──────── Records shown ────────

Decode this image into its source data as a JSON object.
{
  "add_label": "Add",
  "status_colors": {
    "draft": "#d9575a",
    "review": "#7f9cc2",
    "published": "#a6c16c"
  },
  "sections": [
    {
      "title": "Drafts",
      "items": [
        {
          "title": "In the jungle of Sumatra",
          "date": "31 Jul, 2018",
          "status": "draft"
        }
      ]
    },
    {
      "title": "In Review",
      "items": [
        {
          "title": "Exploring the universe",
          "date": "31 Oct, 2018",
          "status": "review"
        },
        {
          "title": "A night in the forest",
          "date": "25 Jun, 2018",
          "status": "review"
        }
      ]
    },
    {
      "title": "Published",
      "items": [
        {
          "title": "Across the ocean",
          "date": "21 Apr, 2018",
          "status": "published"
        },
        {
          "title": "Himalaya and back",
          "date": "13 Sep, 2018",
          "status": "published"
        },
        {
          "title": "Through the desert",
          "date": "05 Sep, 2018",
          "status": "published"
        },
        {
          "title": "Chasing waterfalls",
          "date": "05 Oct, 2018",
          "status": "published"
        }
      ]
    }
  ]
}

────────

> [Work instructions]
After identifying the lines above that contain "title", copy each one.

> [Task response]
      "title": "Drafts",
          "title": "In the jungle of Sumatra",
      "title": "In Review",
          "title": "Exploring the universe",
          "title": "A night in the forest",
      "title": "Published",
          "title": "Across the ocean",
          "title": "Himalaya and back",
          "title": "Through the desert",
          "title": "Chasing waterfalls",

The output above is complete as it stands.